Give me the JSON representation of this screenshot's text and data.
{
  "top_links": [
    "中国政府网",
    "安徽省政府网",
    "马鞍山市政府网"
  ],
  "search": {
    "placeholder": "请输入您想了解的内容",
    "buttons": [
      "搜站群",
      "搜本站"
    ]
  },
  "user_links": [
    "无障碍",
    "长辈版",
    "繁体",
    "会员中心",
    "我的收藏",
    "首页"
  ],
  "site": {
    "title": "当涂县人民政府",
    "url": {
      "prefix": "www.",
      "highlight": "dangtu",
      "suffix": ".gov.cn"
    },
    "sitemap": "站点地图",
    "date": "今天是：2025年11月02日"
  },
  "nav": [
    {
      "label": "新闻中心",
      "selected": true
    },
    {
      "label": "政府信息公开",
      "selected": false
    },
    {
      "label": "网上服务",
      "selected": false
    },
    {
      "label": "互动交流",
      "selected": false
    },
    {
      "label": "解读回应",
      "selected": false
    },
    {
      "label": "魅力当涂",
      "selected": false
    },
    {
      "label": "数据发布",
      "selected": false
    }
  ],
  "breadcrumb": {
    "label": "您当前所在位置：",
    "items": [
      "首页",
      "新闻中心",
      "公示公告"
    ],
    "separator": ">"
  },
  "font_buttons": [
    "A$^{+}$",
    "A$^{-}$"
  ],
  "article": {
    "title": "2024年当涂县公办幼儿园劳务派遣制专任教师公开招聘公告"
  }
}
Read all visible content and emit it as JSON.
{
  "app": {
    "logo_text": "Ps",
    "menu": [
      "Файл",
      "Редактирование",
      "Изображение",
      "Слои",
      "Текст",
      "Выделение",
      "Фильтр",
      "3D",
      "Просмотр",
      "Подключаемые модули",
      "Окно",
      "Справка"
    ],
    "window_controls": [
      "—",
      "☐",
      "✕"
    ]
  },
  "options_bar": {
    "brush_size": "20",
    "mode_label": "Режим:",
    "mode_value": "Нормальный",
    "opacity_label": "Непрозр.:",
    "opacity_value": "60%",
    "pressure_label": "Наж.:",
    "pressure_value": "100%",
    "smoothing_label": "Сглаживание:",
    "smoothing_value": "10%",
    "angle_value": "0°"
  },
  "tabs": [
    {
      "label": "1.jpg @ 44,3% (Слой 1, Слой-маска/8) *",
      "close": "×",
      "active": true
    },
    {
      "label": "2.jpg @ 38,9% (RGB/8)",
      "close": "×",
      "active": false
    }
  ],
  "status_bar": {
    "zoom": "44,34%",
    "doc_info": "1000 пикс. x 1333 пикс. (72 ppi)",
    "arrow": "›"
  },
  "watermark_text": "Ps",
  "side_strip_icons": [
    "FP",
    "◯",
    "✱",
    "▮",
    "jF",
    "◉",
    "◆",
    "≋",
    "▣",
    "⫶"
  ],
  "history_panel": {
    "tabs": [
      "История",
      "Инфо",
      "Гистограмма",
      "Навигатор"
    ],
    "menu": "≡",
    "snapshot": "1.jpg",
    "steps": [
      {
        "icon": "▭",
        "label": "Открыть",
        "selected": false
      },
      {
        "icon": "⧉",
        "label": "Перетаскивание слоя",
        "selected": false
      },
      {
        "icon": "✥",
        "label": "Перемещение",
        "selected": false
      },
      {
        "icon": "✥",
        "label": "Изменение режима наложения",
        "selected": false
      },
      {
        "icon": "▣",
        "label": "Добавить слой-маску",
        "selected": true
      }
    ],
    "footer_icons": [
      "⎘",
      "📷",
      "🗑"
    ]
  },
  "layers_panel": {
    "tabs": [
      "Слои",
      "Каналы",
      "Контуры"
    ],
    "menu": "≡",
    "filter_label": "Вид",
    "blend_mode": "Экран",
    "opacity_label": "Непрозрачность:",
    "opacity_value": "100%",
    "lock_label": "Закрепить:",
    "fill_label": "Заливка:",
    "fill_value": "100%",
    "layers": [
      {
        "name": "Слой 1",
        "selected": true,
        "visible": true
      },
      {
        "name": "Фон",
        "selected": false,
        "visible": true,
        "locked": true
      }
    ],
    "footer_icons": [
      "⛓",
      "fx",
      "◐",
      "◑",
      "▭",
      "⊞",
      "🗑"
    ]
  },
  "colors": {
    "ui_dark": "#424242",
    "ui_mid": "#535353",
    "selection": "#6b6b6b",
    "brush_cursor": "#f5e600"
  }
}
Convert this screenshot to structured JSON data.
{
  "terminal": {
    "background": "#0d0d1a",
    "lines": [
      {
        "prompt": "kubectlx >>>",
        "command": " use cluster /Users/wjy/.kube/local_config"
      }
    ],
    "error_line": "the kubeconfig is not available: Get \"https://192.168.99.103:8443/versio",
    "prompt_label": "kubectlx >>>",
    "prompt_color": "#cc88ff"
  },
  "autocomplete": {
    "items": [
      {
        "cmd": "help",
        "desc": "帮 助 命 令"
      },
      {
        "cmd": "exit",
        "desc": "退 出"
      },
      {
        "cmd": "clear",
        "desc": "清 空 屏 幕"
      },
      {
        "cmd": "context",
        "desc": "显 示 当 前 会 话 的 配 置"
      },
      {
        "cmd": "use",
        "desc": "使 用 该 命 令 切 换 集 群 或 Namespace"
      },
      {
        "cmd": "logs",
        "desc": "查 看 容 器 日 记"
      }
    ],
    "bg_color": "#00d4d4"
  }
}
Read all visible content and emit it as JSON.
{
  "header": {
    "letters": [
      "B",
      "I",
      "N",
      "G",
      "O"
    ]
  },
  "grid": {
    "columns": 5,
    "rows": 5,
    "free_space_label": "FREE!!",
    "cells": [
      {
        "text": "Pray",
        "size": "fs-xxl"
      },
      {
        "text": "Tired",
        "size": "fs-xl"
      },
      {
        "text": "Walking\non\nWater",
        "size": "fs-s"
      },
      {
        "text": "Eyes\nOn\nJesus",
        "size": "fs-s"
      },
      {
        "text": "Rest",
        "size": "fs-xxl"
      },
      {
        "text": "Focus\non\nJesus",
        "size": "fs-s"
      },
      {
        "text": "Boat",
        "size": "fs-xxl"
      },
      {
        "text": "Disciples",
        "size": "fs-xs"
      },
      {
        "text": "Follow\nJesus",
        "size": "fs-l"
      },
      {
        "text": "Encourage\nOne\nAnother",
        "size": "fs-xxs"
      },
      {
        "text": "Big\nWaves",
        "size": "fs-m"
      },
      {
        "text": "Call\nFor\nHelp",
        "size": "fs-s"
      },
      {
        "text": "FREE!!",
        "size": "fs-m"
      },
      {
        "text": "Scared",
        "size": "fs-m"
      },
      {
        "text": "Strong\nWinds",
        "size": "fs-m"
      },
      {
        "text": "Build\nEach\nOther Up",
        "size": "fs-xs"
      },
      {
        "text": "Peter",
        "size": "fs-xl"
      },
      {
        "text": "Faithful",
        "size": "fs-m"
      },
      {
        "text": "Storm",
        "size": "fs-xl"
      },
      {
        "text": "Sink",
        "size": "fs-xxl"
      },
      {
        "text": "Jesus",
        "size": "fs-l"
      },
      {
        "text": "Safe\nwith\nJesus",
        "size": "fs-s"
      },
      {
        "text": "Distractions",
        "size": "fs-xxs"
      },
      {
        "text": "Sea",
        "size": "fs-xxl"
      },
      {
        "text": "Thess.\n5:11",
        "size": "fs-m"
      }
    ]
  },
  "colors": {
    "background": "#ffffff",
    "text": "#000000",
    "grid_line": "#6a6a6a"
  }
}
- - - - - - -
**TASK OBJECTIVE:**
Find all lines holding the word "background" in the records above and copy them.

**OUTPUT FOR THIS TASK:**
    "background": "#0d0d1a",
    "background": "#ffffff",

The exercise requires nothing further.